*PROBLEM DETAILS:*
Among the records that follow, find each line holding the word "JSON" and copy it.

*THE RECORDS:*
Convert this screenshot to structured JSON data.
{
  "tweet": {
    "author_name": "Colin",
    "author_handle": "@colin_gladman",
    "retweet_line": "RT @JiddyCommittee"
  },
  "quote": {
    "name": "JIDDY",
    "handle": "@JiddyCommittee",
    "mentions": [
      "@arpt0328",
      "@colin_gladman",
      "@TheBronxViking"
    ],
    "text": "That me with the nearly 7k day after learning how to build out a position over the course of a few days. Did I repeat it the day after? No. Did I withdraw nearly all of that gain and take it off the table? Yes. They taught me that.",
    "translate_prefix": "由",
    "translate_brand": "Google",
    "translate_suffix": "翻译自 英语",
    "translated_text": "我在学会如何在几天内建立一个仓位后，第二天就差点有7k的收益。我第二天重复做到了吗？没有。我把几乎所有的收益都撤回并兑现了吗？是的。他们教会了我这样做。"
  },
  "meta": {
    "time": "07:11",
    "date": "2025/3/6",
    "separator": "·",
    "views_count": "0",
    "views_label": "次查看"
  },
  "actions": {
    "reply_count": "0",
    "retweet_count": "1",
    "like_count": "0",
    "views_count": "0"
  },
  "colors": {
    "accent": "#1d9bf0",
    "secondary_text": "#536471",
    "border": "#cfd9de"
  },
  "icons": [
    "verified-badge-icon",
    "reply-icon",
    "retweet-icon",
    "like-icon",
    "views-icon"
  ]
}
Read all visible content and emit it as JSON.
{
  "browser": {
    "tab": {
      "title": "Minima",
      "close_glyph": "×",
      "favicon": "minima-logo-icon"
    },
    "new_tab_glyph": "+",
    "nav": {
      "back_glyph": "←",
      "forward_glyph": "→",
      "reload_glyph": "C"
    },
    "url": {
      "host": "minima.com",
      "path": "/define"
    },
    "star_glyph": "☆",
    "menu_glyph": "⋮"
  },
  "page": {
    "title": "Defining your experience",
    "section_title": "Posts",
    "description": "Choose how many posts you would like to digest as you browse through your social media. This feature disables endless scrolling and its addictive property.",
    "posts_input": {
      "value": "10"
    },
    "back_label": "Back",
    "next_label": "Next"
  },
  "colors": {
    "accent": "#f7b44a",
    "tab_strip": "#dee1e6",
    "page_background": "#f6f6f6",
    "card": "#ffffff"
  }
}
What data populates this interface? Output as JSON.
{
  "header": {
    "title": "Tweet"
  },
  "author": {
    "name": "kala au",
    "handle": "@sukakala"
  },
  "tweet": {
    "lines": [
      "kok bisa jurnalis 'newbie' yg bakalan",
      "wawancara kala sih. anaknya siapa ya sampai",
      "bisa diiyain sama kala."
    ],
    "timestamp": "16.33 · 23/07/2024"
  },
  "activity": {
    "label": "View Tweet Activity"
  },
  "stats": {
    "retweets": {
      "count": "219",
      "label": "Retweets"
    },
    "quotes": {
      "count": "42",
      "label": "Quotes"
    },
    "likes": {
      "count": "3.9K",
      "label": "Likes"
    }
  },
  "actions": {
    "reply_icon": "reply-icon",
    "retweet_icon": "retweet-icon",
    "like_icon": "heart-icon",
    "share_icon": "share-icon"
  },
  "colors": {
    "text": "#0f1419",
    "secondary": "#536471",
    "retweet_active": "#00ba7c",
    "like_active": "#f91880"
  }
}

*RESPONSE FOR THIS EXERCISE:*
Convert this screenshot to structured JSON data.
Read all visible content and emit it as JSON.
What data populates this interface? Output as JSON.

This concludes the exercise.